Find how many lines below mention "text". Nothing but the number is needed.

* **Available data**
______________________________

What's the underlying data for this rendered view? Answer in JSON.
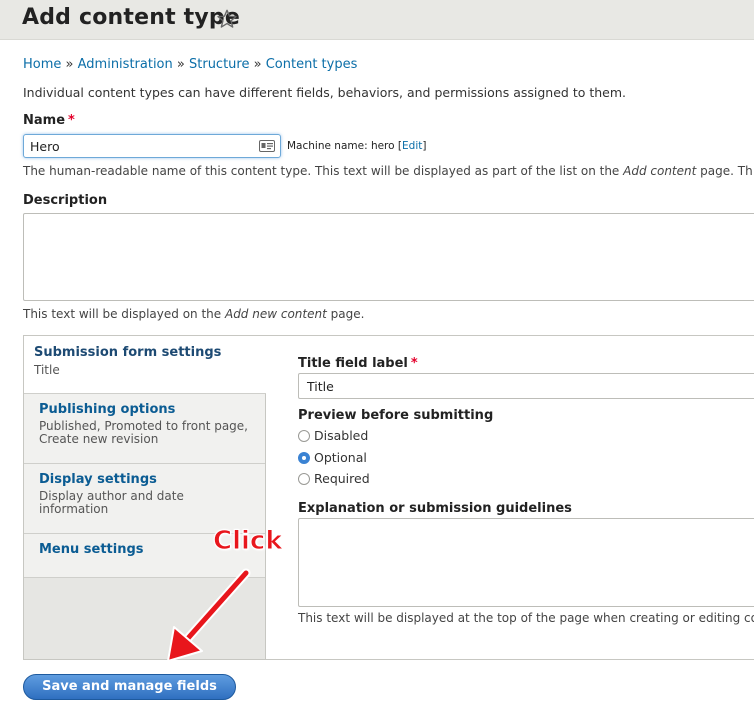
{
  "header": {
    "title": "Add content type",
    "icon": "star-outline-icon"
  },
  "breadcrumb": {
    "items": [
      "Home",
      "Administration",
      "Structure",
      "Content types"
    ],
    "separator": "»"
  },
  "intro": "Individual content types can have different fields, behaviors, and permissions assigned to them.",
  "name_field": {
    "label": "Name",
    "required_mark": "*",
    "value": "Hero",
    "machine_name_prefix": "Machine name: hero [",
    "machine_name_edit": "Edit",
    "machine_name_suffix": "]",
    "help_prefix": "The human-readable name of this content type. This text will be displayed as part of the list on the ",
    "help_emphasis": "Add content",
    "help_suffix": " page. Th"
  },
  "description_field": {
    "label": "Description",
    "value": "",
    "help_prefix": "This text will be displayed on the ",
    "help_emphasis": "Add new content",
    "help_suffix": " page."
  },
  "vertical_tabs": {
    "tabs": [
      {
        "title": "Submission form settings",
        "summary": "Title",
        "active": true
      },
      {
        "title": "Publishing options",
        "summary": "Published, Promoted to front page, Create new revision"
      },
      {
        "title": "Display settings",
        "summary": "Display author and date information"
      },
      {
        "title": "Menu settings",
        "summary": ""
      }
    ],
    "pane": {
      "title_label": "Title field label",
      "title_required_mark": "*",
      "title_value": "Title",
      "preview_label": "Preview before submitting",
      "preview_options": [
        "Disabled",
        "Optional",
        "Required"
      ],
      "preview_selected": "Optional",
      "explanation_label": "Explanation or submission guidelines",
      "explanation_value": "",
      "explanation_help": "This text will be displayed at the top of the page when creating or editing co"
    }
  },
  "actions": {
    "save_label": "Save and manage fields"
  },
  "annotation": {
    "text": "Click",
    "color": "#e8161c"
  },
  "colors": {
    "link": "#0b6ea8",
    "required": "#e4002b",
    "button": "#2f6fc0"
  }
}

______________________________

* **Final answer**
4